As of the end of October 2020, approximately 540 air transport aircraft had been officially retired and withdrawn from use. That’s ~2.6% of the active fleet. These include ~100 A320ceos, 63 747-400s, 54 MD80s, 40 MD90s, 38 737NGs, 26 A330s and 25 777s. ~51% were narrowbodies, 40% widebodies, and 9% were regional jets and turboprops.
In terms of the average age of aircraft retiring so far this year, it’s been 23.7 years for narrowbodies and 22.2 years for widebodies. There were ~60 aircraft that were under 15 years of age (including A340-600s, E-Jets, A380s, A320ceo family, and 737NGs).

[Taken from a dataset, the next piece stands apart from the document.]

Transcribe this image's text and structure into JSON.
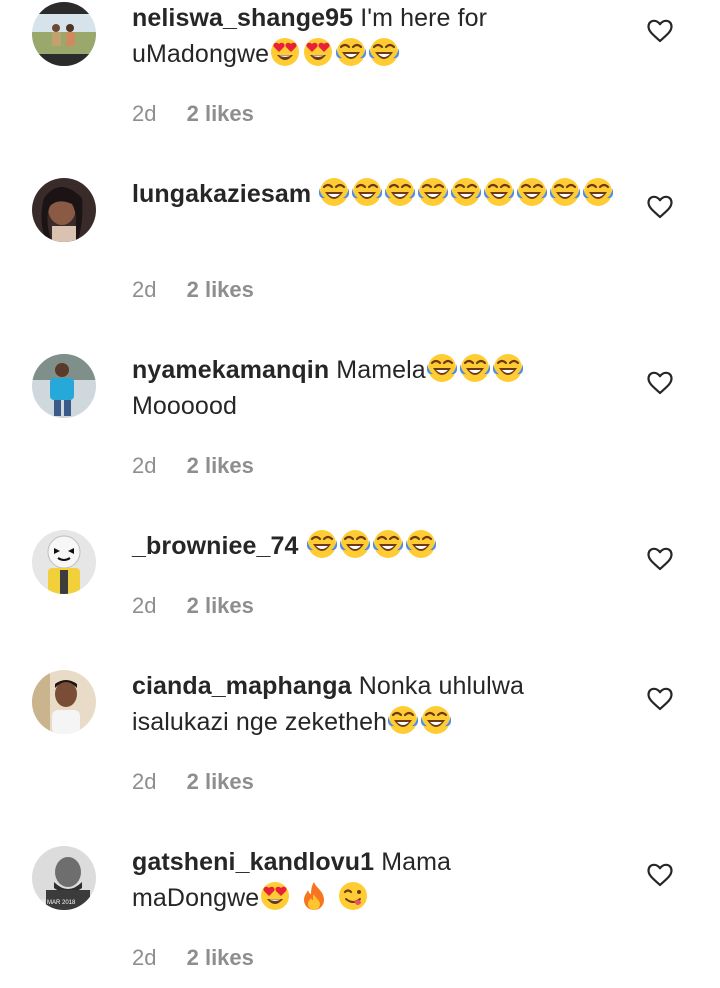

When aircraft are retired, most of the residual value is in the engines since some of the engines may have greentime remaining and/or USM that can be reclaimed for use in future engine shop visits. Given the aircraft models, ~195 CFM56-5B/7B engines, 82 V2500-A5s, 16 GE90s, 30 Trent 700s, and 22 Trent 800s were retired.
There are many more aircraft currently stored (~13,000), and we expect some of these won’t return to the sky given the traffic outlook. Airlines and lessors are playing wait-and-see before deciding to turn stored/parked aircraft into retired aircraft that won’t fly again. Hence, the official retirements so far are still in the hundreds and not thousands.
Date: March 12 , 2021
Reviewing 2020 Aircraft Retirements
So, how many air transport aircraft retired in 2020? Thousands? Nope. 2020 did not yield the thousands of retirements that had been feared. Though the final tally will be subject to revision in the coming months, so f...
Date: January 18 , 2021
Norwegian Air Shuttle Fights for Survival
On the 14th of January, Norwegian Air Shuttle announced plans to focus on short-haul flying and abandon long-haul. Norwegian’s quest for profitability long preceded COVID-19. The restructuring plan calls for 50 nar...
Date: January 12 , 2021
Calmer weather is on the horizon. Outlook for 2021
Aviation leaders tend to be optimists. Each dawn, they believe, promises a new start. The storm clouds will pass, they confidently say. We are lucky that our industry was is full of engineers, strategists, and planner...